Six higher ed experts offer perspectives on PSE and Canadian innovation

“The buzzword ‘innovation’ might perk you up—or make your eyes roll,” writes Moira MacDonald for University Affairs, yet regardless of what one's reaction is to this concept, the author argues that it is a top priority for both the Canadian government and for universities looking to keep pace with a rapidly changing society. The article notes that these instituitons already make substantial contributions through their teaching, learning and research functions, and highlights the different opinions on how involved universities should be in the innovation ecosystem. MacDonald speaks with experts from Simon Fraser University, the University of Toronto, Wilfrid Laurier University, the Conference Board of Canada, the University of Saskatchewan, and Ryerson University about the role they think universities should play in fostering Canadian innovation. University Affairs

Can institutions train professors to avoid microaggressions?

“How can institutions ensure instructors enjoy academic freedom while also pushing them to be mindful of students’ racial backgrounds and experiences?” asks Fernanda Zamudio-Suaréz for the Chronicle of Higher Education. The author highlights recent stories from the US that show how balancing professors’ academic freedom with the needs of an increasingly diverse student population can be a difficult one. Several experts recommend that training in microaggressions and implicit bias are helpful, yet they add that it is crucial that such training does not alter the content that professors choose to teach in the classroom. University of Bloomington Professor Samuel Museus suggests that institutions should view such training as a key aspect of professors’ professional development and should provide more opportunities to pursue it. Chronicle of Higher Education

Georgian, Lakehead announce two new degree-diploma programs for 2017

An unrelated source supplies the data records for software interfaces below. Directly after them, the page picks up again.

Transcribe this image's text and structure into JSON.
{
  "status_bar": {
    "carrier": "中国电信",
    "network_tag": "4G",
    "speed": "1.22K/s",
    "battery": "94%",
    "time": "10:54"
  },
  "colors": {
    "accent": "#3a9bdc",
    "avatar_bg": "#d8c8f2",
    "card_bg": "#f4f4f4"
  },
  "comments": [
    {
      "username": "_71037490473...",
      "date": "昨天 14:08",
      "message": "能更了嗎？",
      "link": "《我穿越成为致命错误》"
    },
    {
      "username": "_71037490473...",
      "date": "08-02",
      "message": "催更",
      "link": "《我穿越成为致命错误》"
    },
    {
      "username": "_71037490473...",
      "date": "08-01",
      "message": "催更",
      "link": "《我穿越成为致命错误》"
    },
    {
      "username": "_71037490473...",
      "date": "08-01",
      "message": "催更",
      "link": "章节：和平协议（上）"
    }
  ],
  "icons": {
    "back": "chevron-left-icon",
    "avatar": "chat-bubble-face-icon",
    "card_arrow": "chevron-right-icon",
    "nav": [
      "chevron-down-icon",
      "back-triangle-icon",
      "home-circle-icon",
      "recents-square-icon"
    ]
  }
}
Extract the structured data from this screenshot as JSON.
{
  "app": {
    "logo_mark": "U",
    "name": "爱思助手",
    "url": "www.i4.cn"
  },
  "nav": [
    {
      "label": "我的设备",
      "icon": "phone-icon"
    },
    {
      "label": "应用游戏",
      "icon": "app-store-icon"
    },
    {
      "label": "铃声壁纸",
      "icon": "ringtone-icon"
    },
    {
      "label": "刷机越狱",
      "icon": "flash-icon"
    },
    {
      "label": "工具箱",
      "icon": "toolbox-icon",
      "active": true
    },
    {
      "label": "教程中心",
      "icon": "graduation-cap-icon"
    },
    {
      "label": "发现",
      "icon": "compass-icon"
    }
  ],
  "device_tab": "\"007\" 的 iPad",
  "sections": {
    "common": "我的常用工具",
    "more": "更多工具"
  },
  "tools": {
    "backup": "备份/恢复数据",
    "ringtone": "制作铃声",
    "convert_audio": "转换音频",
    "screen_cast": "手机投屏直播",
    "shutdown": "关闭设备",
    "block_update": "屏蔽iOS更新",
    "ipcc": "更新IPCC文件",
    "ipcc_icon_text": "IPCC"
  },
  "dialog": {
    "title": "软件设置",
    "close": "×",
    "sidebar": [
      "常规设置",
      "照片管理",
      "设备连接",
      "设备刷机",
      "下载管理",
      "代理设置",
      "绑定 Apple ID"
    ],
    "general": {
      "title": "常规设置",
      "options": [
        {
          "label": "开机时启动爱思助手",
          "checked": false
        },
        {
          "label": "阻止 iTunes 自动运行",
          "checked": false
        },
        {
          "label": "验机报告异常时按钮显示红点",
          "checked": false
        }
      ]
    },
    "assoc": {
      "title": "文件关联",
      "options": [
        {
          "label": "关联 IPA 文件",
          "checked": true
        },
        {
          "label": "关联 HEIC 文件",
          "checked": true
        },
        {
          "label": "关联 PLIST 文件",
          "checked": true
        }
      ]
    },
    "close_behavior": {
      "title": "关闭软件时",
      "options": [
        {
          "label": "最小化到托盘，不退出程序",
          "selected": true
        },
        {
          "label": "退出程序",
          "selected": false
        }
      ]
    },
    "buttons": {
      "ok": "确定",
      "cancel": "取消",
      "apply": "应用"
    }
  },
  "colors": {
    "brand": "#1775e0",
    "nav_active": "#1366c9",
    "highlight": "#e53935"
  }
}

Georgian College and Lakehead University will be jointly offering two new degree-diploma programs, beginning in September 2017. The first program, a four-year Bachelor of Engineering (Electrical) degree with Electrical Engineering Technology advanced diploma, will be offered at Georgian’s Barrie Campus. The second program, an Honours Bachelor of Arts and Science – Environmental Sustainability (Specialization in Ecosystem Management) degree with an Environmental Technician diploma, will see students study for two years at Georgian’s Barrie Campus before completing their studies at Lakehead’s Orillia Campus. “For the first time, residents will have an opportunity to earn an engineering degree without having to leave the region,” announced Georgian President MaryLynn West-Moynes. Georgian | Lakehead